» TASK OBJECTIVE
Where does the string "European" occur in the entries below? Copy every line where it does.

» Recorded data

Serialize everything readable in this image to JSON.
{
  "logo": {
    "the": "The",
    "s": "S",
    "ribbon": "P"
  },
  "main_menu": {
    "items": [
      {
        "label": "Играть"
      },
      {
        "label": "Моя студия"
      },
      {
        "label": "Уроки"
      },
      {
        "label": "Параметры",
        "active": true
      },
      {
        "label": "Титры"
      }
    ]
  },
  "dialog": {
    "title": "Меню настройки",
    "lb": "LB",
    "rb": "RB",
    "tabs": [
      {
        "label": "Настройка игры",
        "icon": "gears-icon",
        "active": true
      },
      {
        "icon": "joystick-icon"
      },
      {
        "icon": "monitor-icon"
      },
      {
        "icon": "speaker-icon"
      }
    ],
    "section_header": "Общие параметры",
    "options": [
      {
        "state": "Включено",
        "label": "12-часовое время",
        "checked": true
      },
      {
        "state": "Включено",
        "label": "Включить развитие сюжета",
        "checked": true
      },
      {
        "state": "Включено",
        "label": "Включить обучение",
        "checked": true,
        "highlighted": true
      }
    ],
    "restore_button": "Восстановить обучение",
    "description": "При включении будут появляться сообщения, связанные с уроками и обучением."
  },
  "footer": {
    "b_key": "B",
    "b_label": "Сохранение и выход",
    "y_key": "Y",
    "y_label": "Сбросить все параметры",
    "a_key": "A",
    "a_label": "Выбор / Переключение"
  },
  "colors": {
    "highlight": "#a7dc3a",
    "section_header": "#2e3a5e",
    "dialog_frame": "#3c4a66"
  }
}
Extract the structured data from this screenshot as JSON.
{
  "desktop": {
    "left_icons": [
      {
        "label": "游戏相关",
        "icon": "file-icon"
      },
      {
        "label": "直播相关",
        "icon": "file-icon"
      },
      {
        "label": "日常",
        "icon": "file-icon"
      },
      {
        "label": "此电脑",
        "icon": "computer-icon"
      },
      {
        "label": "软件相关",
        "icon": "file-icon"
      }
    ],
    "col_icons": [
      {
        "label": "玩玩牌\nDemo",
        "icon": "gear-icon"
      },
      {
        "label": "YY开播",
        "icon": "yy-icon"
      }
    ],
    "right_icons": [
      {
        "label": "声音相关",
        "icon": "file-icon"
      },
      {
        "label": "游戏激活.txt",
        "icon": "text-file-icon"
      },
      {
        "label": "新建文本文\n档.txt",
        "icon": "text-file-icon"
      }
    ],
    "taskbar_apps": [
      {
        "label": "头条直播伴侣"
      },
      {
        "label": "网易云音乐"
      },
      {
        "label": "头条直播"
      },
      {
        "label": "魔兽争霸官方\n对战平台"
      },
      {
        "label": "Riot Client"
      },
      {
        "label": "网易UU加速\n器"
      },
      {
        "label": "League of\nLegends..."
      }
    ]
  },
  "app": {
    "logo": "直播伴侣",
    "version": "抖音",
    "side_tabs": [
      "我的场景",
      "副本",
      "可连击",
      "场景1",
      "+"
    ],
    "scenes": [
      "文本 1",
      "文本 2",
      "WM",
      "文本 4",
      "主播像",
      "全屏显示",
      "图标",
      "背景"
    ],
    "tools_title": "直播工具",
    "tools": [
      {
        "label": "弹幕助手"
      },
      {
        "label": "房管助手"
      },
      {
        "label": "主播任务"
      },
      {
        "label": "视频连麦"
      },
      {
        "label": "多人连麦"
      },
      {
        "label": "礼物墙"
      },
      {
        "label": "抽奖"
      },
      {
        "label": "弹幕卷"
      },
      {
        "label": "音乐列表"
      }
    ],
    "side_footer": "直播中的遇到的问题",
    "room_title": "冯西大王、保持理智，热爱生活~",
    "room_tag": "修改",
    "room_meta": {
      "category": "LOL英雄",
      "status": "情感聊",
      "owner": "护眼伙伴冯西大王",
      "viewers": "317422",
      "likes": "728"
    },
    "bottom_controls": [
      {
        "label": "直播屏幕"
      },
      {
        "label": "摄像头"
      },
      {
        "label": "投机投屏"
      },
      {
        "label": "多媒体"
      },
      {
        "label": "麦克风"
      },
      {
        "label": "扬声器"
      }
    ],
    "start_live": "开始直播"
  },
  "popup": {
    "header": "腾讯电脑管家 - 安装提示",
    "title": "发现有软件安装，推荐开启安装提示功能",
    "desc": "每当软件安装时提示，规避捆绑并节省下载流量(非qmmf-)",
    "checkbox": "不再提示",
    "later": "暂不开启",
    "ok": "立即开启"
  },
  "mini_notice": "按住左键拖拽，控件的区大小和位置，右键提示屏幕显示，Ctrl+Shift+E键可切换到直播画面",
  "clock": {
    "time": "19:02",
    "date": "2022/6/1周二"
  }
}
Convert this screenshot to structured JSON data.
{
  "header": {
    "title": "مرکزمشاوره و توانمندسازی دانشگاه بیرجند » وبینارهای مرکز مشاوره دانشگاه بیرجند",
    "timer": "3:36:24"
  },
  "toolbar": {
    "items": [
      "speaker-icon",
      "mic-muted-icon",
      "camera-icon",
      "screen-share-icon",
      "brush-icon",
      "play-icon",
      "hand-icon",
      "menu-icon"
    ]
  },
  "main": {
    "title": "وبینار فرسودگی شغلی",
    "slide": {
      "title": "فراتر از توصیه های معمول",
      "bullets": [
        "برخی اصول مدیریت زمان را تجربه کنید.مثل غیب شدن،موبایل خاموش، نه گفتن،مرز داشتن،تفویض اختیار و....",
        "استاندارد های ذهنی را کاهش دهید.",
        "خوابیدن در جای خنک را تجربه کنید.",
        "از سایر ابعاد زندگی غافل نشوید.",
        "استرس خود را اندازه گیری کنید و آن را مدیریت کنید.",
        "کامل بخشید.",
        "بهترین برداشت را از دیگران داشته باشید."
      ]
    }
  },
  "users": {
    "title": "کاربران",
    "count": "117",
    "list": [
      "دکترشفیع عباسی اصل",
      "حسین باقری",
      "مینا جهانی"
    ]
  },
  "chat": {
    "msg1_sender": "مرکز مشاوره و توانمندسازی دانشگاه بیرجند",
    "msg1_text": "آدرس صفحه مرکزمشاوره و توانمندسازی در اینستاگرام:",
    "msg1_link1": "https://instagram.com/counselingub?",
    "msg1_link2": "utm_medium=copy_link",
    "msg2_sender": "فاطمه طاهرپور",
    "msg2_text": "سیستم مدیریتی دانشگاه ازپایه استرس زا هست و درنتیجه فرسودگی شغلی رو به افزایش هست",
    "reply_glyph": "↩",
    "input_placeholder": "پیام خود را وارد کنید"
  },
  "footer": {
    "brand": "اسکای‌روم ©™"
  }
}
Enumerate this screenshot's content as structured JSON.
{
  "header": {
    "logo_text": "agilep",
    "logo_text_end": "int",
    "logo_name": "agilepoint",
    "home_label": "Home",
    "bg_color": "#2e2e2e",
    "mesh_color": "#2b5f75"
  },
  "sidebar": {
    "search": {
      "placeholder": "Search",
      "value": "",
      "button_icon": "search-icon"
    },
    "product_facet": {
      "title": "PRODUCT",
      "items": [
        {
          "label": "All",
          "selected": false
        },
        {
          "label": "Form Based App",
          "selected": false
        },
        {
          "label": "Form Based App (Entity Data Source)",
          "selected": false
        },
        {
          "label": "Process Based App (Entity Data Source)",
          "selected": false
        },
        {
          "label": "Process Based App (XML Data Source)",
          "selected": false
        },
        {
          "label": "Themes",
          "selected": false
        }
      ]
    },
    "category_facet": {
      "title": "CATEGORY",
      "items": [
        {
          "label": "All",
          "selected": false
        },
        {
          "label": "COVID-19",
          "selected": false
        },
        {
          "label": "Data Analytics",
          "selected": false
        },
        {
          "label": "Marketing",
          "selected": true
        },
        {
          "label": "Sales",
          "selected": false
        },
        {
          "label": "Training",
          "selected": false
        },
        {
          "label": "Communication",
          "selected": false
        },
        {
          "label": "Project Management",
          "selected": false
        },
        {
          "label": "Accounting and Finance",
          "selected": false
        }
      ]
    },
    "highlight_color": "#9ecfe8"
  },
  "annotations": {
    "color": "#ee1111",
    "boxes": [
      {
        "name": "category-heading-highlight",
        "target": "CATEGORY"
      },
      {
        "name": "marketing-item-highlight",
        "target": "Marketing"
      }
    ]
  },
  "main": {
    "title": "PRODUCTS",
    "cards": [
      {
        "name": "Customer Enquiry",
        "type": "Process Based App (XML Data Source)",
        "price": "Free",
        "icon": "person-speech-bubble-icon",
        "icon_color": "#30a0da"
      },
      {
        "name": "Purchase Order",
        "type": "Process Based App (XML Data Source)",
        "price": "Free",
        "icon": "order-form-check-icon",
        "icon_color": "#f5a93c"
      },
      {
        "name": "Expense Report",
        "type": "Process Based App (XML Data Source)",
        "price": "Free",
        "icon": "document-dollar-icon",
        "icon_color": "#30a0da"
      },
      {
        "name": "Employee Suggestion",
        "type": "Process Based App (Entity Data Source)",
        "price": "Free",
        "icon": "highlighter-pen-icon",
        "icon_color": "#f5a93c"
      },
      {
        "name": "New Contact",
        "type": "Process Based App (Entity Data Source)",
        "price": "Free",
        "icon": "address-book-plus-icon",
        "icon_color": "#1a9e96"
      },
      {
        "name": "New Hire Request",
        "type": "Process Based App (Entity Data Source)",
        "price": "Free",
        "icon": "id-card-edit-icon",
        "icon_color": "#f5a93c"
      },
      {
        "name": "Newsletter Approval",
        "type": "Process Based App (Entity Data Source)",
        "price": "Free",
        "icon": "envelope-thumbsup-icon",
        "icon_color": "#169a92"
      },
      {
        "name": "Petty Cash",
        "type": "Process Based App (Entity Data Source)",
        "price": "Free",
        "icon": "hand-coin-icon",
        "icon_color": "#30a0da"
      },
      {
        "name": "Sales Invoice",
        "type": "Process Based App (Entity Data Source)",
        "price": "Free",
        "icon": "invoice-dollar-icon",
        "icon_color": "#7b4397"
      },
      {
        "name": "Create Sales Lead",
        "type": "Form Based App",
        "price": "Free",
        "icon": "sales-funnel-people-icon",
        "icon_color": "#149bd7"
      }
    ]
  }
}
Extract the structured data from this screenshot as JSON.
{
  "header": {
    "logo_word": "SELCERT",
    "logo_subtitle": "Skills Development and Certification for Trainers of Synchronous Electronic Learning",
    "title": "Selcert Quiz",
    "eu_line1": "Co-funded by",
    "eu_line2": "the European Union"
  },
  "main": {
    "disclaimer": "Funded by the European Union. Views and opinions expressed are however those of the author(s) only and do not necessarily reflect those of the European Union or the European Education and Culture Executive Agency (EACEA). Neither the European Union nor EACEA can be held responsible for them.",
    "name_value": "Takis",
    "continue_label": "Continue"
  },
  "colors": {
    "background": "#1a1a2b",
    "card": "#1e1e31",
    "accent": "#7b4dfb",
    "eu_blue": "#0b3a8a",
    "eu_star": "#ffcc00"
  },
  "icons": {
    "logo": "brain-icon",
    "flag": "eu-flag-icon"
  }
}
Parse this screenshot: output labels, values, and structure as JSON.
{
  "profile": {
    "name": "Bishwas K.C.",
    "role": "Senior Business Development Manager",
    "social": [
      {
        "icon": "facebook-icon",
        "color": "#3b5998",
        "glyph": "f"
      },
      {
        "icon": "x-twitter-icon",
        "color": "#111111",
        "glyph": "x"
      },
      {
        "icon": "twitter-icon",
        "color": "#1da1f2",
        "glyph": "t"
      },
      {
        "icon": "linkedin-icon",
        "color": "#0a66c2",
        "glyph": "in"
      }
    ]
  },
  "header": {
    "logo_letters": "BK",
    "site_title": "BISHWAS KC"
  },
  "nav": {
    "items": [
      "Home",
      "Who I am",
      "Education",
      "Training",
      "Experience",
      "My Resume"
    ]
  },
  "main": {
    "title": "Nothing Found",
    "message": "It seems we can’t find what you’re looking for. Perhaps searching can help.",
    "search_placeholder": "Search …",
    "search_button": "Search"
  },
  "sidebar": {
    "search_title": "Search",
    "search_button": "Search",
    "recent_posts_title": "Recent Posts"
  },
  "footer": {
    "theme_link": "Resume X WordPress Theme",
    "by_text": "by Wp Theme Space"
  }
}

» TASK RESPONSE
    "eu_line2": "the European Union"
    "disclaimer": "Funded by the European Union. Views and opinions expressed are however those of the author(s) only and do not necessarily reflect those of the European Union or the European Education and Culture Executive Agency (EACEA). Neither the European Union nor EACEA can be held responsible for them.",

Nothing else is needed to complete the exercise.